“Let us dare to read, think, speak and write.” John Adams
John Adams is best known today for a presidency cut short by the Alien and Sedition Acts. In truth, he was the greatest expert on government in the colonies … at least until James Madison stepped to the forefront. Harvard educated, Adams was a champion of the founding principles, a firm proponent of Enlightenment teachings, and a constitutional scholar. He was a pious man of honor and character. He could be argumentative and self-righteous, but he was generally correct in his positions.
Adams was an early and fervent advocate for independence. He opposed the Stamp Act in speeches, articles, and a widely circulated dissertation (Essay on the Canon and Feudal Law). He served in the first and second Continental Congresses, where he was engaged in over ninety committees, many of which he chaired. Adams nominated George Washington to be commander-in-chief, and headed the Board of War and Ordnance, which was responsible for supplying Washington’s army. He succeeded in getting an early resolution passed for independence that eventually led to the Declaration, and then served on the committee that wrote the Declaration of Independence. Twice during the war he served as an envoy in Europe. In later Years, Thomas Jefferson said that Adams was “the pillar of [the Declaration’s] support on the floor of Congress, its ablest advocate and defender against the multifarious assaults it encountered.”
Despite his flawless revolutionary credentials, Adams’ greatest contributions were as a thinker and writer. In 1772, he wrote Dispute with America, From Its Origin, in 1754, to the Present Time, arguing effectively against British imperial policy. His 1776, Thoughts on Government influenced numerous state constitutions. The treatise defended bicameralism, and argued for separation of power between three branches with checks and balances. In 1780, Adams largely wrote the Massachusetts state constitution, which included a strong executive with limited veto authority and a bicameral legislature. While in London (1787), Adams published his book, A Defence of the Constitutions of Government of the United States, which was so popular with delegates to the Constitutional Convention that Adams could almost be considered the fifty-sixth delegate. Adams stridently pushed the idea of “checks and balances” and his thinking had a strong influence on James Madison.

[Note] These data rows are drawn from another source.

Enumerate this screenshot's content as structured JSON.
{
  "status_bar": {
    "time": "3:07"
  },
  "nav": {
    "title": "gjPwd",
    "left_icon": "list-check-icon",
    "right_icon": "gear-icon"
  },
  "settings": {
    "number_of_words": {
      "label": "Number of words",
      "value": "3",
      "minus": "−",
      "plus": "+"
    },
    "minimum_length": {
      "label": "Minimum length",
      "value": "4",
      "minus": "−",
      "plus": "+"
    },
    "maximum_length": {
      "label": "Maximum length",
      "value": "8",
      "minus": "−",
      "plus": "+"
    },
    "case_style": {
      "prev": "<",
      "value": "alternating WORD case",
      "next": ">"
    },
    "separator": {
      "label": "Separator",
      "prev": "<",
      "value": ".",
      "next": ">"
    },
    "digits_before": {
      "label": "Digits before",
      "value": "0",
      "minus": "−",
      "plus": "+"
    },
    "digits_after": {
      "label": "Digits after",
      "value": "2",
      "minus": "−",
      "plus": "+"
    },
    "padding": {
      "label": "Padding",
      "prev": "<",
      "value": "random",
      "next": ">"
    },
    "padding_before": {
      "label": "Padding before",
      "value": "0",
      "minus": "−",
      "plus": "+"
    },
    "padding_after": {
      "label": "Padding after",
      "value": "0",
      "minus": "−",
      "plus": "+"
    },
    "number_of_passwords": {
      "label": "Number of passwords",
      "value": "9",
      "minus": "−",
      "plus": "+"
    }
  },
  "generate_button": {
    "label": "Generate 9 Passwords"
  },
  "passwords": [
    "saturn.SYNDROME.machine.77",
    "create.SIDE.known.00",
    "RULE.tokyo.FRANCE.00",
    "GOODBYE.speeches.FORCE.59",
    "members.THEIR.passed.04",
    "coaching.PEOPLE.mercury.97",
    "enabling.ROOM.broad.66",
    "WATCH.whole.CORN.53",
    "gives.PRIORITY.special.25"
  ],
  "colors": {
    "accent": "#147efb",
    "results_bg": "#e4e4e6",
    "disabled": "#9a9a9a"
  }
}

The phrase checks and balances has become so commonplace, it is often spoken as if it were a single word, but in the eighteen century, it was two distinctly different concepts. John Adams may have been the first to put the words together in his, A Defense of the Constitutions of Government of the United States, but balances and checks is the phrase used in The Federalist, and that is the sequence Madison would have thought appropriate. First balance powers between the branches of government, and then place checks on those powers so they are not abused.
John Adams was possibly the hardest working person during the Founding. He was everywhere, doing everything for each and every one of the thirty-six years between the Stamp Act and the end of his presidency. In all his activities, he always tried to keep the best interests of his country in mind. An ardent republican, he was an honorable man who truly believed his countrymen were up to the task of self-government.
John Adams second cousin, Sam Adams said, “Nothing is more essential to the establishment of manners in a state than that all persons employed in places of power and trust must be men of unexceptionable characters.”
The United States of America was indeed lucky to have a large cadre of unexceptionable characters to take principled action during the early days of our country. Then again, perhaps luck is not the proper word.